** DATASET EXCERPTS follows **

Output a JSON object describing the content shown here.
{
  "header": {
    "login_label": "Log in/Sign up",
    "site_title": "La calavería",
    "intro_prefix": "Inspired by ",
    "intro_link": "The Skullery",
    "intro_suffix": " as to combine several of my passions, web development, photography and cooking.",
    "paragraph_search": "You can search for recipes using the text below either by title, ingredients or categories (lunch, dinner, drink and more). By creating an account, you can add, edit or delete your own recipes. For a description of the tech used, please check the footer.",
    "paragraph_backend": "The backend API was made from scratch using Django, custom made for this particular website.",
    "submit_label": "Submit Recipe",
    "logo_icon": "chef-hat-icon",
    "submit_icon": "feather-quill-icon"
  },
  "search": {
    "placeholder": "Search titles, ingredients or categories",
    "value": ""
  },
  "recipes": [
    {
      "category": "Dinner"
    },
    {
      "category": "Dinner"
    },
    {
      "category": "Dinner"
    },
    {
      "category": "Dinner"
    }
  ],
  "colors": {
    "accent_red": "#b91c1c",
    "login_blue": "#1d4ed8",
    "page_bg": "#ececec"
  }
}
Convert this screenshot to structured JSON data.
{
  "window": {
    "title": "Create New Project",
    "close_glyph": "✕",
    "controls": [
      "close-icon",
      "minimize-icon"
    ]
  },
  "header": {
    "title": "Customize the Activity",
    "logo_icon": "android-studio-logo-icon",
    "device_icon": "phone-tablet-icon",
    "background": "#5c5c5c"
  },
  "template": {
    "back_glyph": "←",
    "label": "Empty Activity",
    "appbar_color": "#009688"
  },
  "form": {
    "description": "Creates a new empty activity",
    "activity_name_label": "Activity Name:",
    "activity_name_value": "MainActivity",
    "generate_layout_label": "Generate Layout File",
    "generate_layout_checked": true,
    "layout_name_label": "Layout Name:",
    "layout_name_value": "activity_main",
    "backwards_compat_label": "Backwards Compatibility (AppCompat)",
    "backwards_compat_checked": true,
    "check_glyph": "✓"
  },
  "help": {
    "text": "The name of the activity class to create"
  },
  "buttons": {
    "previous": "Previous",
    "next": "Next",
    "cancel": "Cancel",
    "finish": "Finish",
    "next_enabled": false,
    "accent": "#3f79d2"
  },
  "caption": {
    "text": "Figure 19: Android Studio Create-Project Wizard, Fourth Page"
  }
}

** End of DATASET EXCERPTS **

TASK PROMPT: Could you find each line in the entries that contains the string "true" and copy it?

SOLUTION FOR THIS EXERCISE:
    "generate_layout_checked": true,
    "backwards_compat_checked": true,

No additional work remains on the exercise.